What you are asked to do:
The answer must be every line of the records below that holds the word "Study".

Data records for software interfaces
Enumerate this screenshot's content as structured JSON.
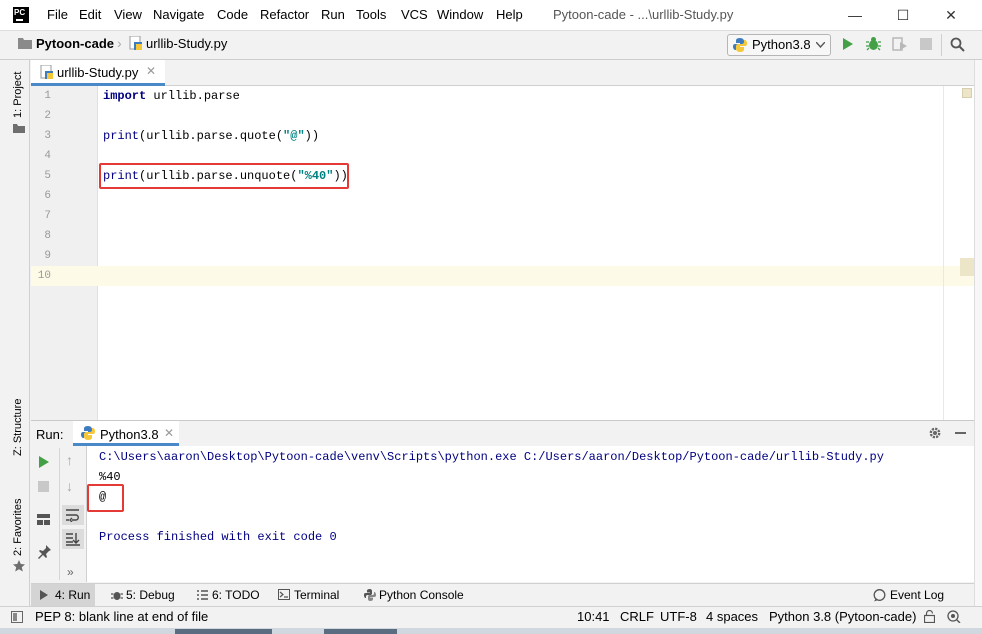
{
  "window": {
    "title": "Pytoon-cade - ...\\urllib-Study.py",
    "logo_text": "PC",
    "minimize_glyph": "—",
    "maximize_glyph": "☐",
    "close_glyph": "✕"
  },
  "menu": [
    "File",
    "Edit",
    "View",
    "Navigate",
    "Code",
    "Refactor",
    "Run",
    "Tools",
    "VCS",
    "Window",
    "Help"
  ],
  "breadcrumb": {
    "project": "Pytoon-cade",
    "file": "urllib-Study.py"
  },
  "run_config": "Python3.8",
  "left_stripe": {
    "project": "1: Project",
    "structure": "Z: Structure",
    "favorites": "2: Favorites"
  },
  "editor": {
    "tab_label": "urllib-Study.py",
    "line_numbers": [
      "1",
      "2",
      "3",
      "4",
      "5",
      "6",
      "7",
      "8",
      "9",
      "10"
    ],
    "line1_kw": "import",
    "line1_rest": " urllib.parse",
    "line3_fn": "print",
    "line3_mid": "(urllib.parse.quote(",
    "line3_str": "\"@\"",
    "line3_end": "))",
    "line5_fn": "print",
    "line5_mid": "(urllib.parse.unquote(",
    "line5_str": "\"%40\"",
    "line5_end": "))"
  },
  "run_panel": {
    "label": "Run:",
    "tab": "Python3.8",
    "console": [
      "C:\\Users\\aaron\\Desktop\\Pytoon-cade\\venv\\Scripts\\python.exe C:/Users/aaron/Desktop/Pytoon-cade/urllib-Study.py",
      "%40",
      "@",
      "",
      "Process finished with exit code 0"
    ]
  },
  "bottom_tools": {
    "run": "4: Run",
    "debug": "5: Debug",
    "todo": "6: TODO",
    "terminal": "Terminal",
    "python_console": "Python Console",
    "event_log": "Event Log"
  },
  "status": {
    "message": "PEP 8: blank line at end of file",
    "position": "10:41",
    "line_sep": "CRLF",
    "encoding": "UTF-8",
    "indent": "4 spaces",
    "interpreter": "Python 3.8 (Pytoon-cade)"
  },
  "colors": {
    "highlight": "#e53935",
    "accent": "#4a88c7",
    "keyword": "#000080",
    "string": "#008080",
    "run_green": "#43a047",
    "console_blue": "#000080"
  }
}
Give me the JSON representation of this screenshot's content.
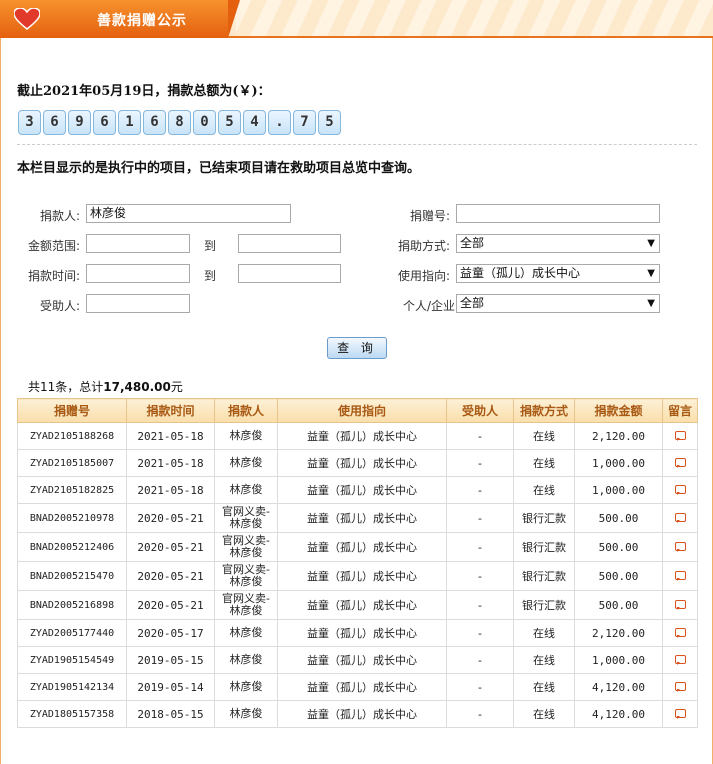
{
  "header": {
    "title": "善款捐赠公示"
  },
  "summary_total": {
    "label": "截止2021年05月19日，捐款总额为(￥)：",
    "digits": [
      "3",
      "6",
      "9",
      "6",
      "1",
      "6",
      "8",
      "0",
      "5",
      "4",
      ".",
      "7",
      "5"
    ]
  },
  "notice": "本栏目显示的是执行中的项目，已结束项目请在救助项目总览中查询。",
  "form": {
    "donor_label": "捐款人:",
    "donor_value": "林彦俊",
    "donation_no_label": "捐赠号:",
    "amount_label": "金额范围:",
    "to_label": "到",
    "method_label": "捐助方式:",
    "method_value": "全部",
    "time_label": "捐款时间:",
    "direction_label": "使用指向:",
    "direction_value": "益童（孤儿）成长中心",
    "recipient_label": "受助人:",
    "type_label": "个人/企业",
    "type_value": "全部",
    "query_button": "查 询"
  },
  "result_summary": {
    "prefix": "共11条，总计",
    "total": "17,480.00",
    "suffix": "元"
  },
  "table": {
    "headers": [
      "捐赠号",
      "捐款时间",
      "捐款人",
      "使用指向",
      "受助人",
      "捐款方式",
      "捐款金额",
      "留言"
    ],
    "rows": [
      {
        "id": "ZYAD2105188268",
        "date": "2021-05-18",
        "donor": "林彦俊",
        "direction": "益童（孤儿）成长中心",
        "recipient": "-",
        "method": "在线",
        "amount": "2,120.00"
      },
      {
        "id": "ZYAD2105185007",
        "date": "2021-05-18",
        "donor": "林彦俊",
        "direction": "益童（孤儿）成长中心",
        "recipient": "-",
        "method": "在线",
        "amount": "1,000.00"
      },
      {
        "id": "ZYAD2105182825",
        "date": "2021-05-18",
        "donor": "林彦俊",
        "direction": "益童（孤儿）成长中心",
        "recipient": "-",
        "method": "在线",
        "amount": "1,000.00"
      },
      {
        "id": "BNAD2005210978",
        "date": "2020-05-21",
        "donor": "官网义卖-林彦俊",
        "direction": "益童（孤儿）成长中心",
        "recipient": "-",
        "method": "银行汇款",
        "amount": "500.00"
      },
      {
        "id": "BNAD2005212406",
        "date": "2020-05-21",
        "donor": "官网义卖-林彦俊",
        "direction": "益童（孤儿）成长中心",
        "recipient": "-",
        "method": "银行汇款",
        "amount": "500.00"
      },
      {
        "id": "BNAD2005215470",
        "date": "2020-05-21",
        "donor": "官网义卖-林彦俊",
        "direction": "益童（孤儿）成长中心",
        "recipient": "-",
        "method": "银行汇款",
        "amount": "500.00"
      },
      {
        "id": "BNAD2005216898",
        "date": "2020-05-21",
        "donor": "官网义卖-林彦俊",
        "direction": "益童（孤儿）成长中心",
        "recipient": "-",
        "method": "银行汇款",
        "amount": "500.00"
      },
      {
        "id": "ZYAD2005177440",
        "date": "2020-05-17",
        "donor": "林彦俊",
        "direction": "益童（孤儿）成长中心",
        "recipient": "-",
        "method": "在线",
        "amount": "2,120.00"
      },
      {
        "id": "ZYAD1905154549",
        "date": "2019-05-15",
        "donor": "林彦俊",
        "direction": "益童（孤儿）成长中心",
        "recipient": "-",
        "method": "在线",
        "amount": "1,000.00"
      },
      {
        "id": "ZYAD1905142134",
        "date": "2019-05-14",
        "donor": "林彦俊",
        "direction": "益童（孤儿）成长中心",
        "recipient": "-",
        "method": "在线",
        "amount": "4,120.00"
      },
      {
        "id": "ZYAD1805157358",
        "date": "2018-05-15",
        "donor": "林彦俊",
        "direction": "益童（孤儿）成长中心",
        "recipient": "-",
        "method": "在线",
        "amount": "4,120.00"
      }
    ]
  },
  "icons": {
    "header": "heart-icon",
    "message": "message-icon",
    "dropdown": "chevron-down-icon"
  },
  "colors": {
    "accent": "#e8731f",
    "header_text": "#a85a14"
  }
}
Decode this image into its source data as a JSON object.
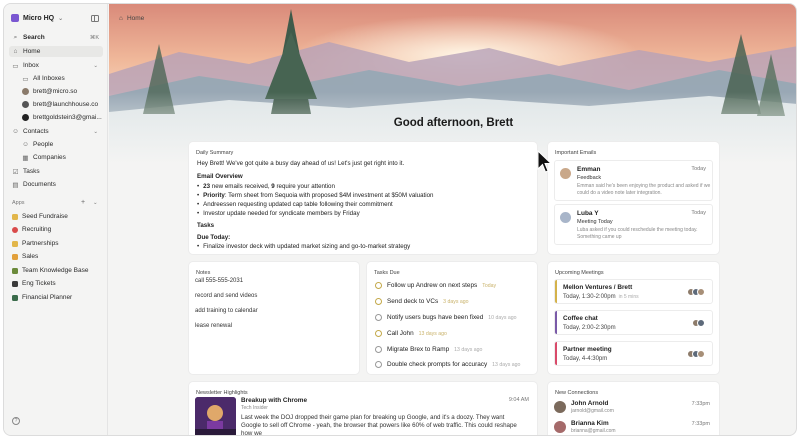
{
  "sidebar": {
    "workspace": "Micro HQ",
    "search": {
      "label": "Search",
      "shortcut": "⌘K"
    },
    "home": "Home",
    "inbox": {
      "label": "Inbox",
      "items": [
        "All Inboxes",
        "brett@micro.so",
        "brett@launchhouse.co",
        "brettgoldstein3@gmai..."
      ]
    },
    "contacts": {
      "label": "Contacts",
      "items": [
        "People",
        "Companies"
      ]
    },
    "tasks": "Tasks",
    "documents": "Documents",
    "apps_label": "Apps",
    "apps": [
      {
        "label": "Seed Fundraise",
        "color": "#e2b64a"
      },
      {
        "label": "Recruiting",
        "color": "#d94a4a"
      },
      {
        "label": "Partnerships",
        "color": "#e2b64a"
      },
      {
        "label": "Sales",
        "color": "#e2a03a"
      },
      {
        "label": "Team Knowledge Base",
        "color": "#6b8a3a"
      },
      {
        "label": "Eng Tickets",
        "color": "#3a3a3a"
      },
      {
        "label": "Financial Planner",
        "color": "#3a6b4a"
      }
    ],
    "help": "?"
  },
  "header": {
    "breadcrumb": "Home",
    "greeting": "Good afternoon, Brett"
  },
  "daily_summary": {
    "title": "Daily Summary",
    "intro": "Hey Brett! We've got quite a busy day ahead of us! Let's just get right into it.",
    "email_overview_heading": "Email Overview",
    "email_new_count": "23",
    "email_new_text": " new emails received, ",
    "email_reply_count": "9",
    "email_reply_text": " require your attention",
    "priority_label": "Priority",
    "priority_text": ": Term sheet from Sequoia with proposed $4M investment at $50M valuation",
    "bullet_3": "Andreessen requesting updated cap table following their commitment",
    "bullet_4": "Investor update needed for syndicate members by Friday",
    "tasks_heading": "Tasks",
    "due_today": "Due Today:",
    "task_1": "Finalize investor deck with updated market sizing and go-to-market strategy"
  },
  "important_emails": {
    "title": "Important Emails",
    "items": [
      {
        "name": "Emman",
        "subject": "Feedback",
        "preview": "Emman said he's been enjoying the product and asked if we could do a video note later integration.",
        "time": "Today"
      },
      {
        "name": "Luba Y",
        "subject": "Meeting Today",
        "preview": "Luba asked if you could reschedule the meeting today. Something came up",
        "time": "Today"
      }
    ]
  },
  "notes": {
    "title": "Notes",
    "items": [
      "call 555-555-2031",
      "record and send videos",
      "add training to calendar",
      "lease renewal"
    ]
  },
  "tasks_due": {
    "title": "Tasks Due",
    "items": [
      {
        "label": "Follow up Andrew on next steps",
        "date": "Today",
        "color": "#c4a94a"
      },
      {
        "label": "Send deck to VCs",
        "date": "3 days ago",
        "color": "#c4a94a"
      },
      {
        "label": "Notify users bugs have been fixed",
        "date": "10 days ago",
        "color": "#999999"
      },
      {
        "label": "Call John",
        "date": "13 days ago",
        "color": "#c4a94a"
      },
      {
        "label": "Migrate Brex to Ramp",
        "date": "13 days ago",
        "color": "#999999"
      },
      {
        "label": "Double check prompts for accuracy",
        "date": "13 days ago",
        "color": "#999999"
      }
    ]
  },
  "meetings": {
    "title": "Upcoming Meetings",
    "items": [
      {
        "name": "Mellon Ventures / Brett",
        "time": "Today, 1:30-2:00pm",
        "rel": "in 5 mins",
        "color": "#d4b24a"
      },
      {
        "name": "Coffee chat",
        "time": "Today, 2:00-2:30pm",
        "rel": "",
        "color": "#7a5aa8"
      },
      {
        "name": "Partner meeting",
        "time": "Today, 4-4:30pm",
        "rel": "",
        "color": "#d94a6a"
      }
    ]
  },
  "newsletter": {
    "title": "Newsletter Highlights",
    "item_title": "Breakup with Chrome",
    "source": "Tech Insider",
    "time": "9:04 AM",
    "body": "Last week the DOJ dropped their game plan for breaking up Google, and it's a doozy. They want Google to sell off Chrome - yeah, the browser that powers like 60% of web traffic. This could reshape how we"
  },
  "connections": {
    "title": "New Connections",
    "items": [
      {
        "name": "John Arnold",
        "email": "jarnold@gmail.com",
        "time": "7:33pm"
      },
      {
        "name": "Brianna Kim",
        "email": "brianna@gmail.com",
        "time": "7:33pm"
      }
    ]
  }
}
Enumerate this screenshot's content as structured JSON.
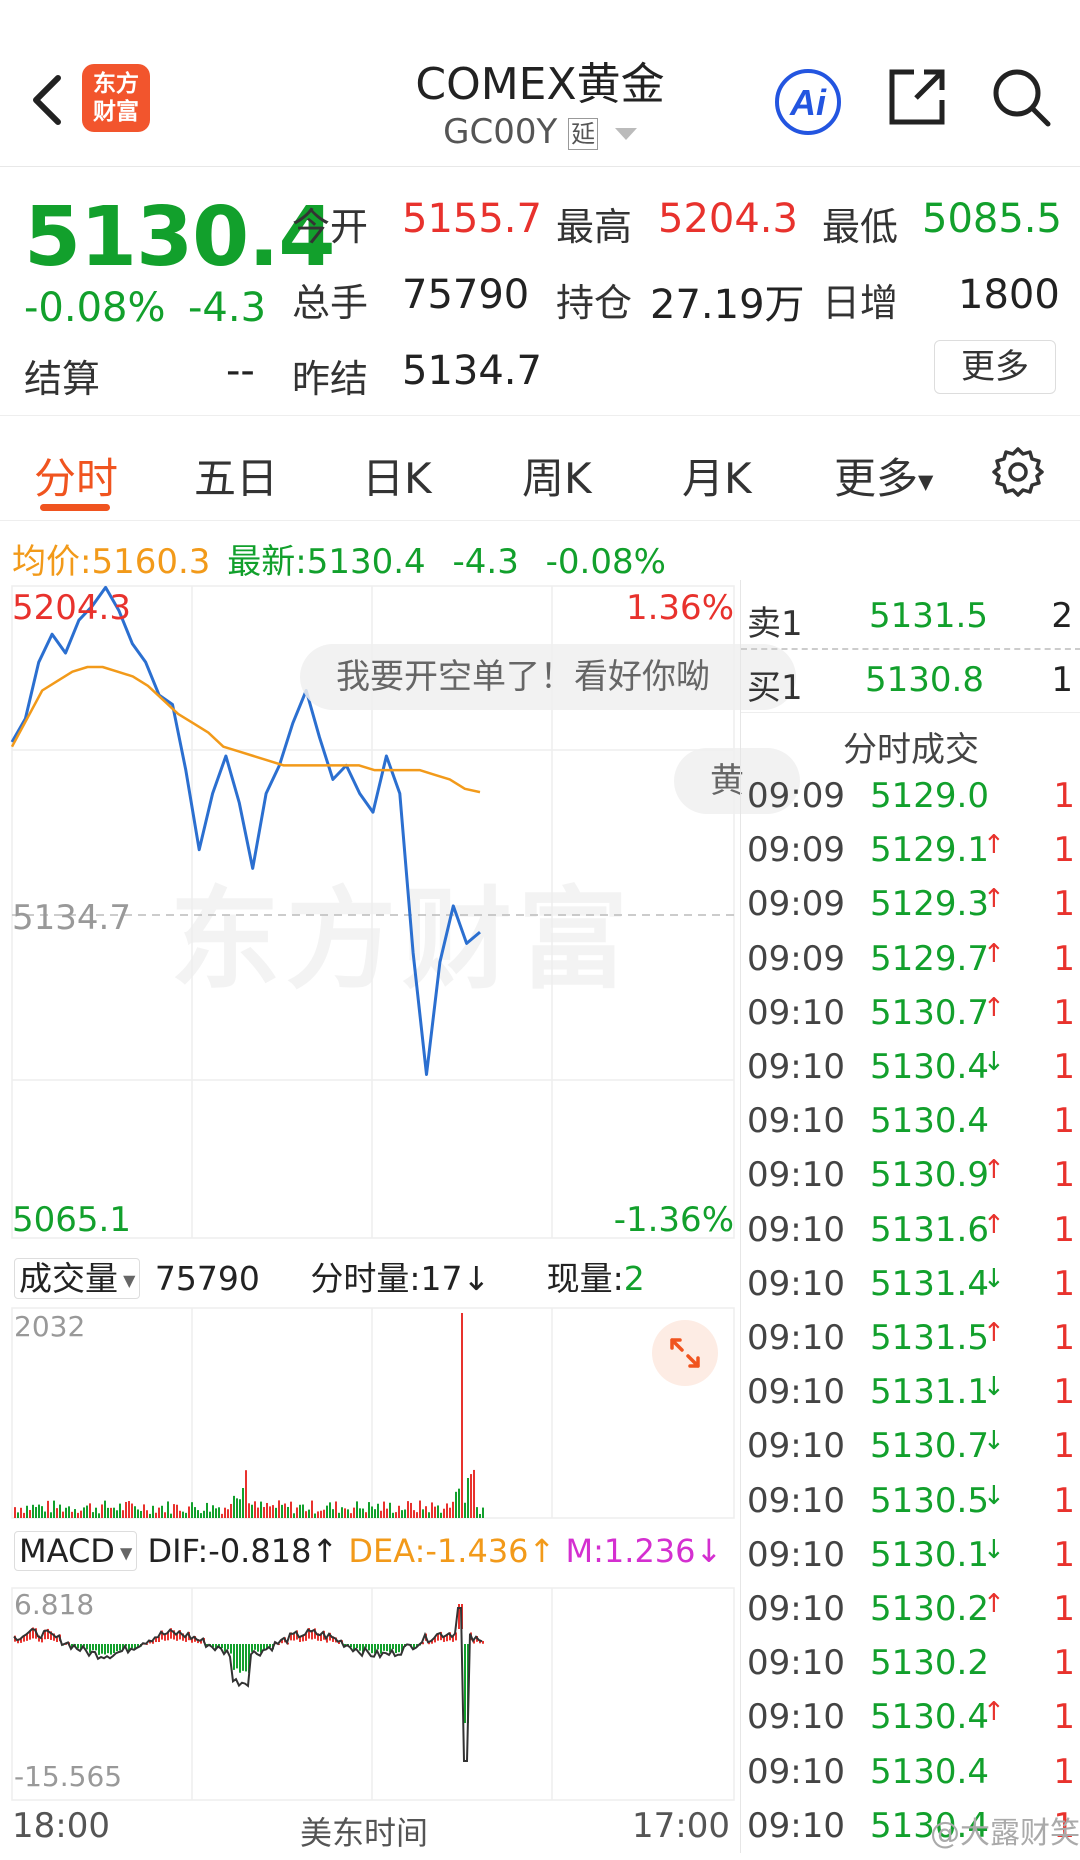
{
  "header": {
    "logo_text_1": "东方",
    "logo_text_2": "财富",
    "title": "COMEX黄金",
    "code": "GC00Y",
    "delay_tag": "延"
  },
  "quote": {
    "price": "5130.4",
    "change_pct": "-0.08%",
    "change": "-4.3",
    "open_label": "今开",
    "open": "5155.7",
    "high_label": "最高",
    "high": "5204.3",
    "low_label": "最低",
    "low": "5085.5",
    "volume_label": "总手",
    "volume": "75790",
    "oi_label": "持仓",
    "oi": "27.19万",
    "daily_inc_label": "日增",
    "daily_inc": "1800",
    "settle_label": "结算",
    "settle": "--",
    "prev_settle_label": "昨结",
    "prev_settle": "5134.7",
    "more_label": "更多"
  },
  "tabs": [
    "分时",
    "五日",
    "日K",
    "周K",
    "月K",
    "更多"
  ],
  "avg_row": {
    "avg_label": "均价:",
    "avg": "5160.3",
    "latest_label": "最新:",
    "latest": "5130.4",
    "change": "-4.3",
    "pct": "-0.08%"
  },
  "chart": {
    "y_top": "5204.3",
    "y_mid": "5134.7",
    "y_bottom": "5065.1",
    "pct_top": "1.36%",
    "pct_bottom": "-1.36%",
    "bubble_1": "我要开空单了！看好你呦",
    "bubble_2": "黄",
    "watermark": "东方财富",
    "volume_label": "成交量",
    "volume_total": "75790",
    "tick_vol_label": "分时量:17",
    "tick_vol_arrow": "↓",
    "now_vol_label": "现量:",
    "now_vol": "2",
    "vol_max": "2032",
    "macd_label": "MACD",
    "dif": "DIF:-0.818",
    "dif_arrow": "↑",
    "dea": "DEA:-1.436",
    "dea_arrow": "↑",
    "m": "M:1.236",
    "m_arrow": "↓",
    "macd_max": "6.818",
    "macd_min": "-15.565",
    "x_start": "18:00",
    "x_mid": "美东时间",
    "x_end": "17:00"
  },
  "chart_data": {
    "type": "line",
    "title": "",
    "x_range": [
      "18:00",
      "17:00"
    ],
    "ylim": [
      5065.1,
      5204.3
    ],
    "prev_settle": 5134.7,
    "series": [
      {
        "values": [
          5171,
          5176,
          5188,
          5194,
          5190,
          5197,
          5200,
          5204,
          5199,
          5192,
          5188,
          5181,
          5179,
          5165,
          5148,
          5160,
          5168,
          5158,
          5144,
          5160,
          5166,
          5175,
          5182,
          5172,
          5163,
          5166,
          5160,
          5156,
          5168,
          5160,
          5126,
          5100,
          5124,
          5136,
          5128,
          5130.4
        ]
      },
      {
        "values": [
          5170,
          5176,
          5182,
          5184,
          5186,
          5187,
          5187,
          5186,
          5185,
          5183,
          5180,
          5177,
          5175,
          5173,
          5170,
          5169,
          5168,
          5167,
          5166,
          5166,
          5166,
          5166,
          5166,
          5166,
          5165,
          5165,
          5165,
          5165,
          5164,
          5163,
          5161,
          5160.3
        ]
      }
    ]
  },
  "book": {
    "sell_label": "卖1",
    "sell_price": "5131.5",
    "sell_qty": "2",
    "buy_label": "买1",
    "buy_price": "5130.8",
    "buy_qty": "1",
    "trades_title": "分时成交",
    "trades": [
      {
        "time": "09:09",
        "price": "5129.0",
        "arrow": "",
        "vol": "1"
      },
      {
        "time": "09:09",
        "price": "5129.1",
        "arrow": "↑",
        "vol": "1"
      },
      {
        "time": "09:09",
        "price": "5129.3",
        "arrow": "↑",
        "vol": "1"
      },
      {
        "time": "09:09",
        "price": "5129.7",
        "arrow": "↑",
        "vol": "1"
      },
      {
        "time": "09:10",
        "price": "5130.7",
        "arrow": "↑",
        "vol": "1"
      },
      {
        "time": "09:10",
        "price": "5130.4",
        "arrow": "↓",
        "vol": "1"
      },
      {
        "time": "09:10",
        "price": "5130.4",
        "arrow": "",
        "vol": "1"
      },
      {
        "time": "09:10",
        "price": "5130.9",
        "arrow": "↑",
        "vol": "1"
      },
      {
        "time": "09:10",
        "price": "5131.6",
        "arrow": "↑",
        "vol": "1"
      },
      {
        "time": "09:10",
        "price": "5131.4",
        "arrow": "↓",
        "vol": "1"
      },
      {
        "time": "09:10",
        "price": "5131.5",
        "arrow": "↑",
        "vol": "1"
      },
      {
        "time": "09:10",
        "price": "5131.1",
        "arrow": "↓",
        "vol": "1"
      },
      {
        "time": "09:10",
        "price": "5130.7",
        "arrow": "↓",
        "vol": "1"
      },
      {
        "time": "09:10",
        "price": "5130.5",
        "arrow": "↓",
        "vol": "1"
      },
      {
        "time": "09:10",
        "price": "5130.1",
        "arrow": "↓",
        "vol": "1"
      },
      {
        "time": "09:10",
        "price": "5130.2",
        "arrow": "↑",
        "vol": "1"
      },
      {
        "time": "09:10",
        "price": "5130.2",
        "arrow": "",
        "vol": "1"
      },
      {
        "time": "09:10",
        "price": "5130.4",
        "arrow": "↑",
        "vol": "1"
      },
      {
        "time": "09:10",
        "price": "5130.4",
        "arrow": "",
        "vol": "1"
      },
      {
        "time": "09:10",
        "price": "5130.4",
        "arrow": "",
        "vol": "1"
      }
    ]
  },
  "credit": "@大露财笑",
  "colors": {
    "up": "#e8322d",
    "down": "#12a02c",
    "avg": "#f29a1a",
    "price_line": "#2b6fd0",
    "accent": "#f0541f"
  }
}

Answer:
    "title": "Pytoon-cade - ...\\urllib-Study.py",
    "file": "urllib-Study.py"
    "tab_label": "urllib-Study.py",
      "C:\\Users\\aaron\\Desktop\\Pytoon-cade\\venv\\Scripts\\python.exe C:/Users/aaron/Desktop/Pytoon-cade/urllib-Study.py",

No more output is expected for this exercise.